BEGIN
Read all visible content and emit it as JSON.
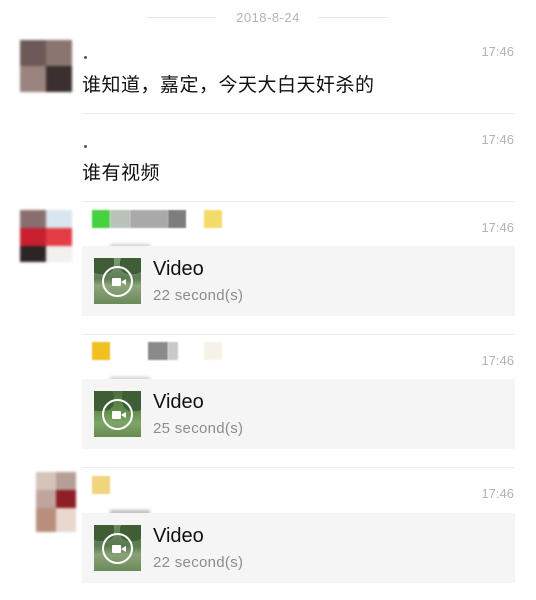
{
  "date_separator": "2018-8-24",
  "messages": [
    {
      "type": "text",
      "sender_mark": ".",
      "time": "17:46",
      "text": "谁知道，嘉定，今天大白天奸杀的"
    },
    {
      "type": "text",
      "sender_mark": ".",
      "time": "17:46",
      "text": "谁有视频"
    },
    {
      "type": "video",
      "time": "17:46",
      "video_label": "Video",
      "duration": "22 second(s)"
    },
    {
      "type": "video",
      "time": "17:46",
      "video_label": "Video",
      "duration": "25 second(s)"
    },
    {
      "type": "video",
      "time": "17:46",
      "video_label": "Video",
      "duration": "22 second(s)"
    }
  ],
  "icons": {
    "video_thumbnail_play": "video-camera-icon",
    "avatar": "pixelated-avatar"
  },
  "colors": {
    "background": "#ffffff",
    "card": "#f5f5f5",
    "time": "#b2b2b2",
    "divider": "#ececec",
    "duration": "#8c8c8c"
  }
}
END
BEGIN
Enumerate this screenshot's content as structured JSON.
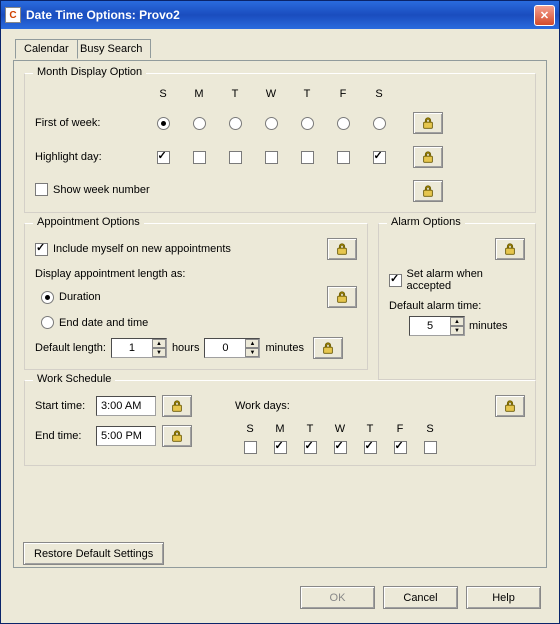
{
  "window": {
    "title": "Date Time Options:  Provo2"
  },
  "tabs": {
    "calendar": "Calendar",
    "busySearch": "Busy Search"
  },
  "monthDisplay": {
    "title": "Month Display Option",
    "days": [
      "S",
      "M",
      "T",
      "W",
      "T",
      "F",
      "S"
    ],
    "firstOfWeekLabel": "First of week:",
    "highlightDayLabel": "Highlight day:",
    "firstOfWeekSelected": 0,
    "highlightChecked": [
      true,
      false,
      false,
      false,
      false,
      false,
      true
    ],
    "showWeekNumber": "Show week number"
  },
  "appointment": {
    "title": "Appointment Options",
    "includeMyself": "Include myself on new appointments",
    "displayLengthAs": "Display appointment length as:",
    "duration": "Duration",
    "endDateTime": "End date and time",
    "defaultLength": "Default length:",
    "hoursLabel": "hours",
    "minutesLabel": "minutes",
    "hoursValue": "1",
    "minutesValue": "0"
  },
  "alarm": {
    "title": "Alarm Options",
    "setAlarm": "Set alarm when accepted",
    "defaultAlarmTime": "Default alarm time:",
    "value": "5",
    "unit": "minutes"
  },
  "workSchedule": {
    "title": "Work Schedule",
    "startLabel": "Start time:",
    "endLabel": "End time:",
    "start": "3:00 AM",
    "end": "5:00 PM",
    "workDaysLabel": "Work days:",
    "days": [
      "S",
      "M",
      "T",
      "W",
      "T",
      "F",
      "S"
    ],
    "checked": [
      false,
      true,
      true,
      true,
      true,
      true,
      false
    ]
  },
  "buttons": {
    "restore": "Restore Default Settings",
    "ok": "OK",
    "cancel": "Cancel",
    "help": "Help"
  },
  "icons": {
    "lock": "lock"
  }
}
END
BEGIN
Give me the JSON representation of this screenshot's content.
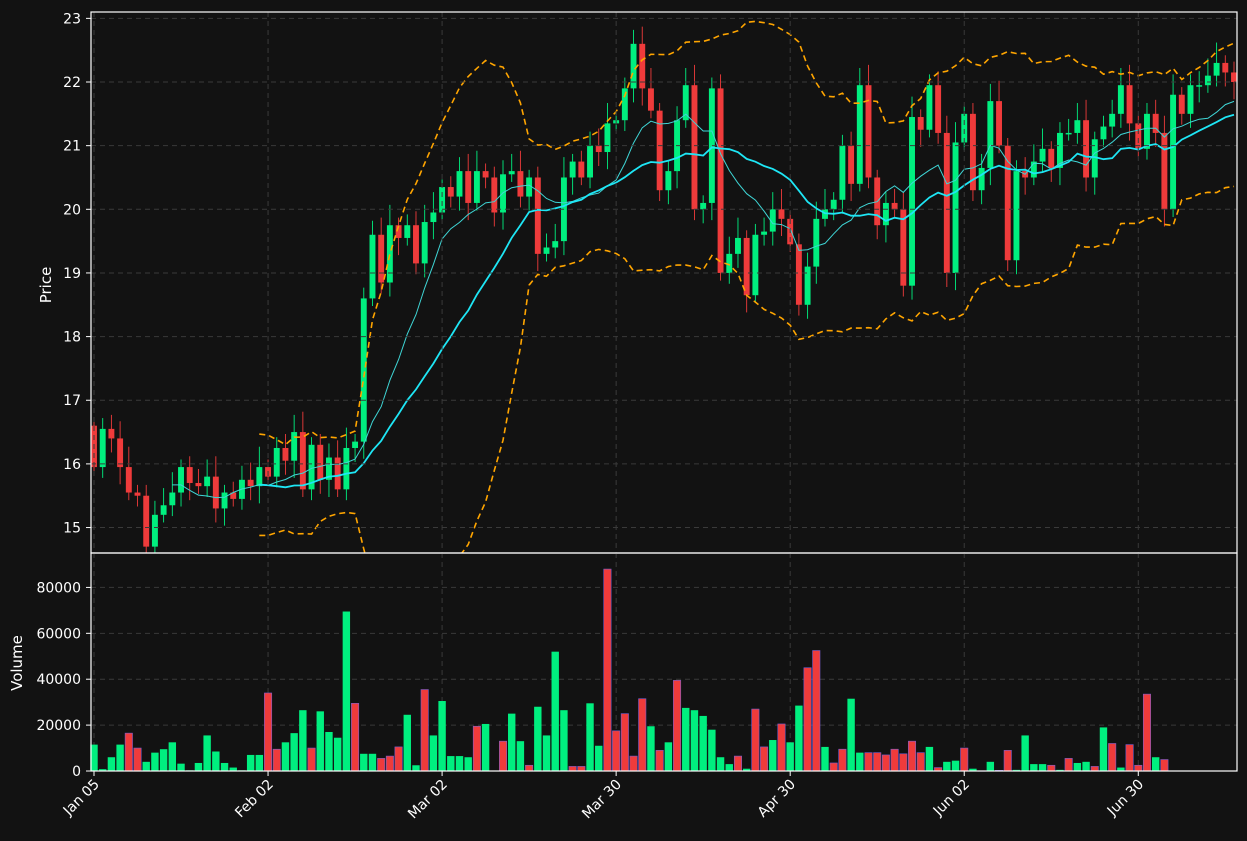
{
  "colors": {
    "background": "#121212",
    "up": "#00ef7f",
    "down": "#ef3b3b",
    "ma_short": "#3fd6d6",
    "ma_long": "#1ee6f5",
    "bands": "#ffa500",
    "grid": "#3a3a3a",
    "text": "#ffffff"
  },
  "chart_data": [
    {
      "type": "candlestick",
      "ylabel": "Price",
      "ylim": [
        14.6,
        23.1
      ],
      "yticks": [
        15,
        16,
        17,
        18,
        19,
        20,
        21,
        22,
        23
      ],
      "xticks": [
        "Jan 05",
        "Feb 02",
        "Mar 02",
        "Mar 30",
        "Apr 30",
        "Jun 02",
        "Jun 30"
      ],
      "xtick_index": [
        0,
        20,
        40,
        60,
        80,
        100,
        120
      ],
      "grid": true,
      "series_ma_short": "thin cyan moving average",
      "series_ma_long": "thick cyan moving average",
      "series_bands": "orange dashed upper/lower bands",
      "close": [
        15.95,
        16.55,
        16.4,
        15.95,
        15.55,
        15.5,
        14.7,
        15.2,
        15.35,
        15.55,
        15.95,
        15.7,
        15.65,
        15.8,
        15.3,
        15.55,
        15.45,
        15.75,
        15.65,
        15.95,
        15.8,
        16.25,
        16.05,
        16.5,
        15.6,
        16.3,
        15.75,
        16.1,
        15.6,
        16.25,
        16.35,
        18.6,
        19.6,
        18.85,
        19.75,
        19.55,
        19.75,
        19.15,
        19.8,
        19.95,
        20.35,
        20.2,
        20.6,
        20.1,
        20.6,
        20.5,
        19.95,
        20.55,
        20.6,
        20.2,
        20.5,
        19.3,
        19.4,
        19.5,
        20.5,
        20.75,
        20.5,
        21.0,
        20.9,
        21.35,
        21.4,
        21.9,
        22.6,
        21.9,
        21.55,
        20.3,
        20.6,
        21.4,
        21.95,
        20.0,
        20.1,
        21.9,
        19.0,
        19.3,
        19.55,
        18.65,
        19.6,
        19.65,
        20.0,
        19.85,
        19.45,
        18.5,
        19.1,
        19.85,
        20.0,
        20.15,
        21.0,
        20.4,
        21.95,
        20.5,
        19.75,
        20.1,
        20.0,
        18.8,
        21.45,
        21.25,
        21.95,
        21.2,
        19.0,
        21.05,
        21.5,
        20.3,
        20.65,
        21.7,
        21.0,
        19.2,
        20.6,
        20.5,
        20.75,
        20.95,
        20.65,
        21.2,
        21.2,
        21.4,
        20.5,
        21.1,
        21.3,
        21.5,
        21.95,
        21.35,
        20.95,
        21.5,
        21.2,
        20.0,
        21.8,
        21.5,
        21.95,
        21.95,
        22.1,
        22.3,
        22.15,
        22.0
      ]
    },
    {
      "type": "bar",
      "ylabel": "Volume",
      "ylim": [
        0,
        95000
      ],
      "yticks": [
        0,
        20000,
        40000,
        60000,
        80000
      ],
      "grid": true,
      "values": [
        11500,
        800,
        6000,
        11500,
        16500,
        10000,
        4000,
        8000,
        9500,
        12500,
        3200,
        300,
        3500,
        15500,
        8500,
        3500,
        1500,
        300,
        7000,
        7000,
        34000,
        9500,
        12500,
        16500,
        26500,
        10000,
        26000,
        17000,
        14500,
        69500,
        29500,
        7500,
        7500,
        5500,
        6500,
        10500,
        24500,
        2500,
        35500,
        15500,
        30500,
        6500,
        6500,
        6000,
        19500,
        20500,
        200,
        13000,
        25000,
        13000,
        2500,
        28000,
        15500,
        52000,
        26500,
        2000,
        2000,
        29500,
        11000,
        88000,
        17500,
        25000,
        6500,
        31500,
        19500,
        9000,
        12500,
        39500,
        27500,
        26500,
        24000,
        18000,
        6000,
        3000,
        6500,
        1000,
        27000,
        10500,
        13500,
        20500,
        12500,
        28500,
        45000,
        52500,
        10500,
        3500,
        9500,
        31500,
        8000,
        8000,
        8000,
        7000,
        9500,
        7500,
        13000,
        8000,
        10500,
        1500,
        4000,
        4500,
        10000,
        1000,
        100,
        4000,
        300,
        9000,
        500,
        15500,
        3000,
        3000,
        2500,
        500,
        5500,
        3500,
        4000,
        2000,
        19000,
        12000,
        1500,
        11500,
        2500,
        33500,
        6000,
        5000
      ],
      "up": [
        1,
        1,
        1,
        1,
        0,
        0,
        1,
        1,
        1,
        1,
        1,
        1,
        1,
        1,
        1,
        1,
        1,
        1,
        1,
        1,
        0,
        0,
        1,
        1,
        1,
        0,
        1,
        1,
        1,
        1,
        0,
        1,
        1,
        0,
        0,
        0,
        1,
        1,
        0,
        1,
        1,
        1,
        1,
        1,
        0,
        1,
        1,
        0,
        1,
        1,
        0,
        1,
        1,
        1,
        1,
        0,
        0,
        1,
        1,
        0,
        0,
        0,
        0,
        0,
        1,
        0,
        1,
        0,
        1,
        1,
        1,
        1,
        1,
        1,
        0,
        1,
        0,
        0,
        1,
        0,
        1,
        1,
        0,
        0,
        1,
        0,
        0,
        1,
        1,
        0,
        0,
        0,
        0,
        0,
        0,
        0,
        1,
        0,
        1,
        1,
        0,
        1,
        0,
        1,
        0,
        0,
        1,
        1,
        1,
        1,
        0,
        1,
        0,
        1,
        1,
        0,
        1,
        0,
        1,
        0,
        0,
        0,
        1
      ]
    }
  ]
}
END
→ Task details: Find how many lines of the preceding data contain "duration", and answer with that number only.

→ Exercise response: 5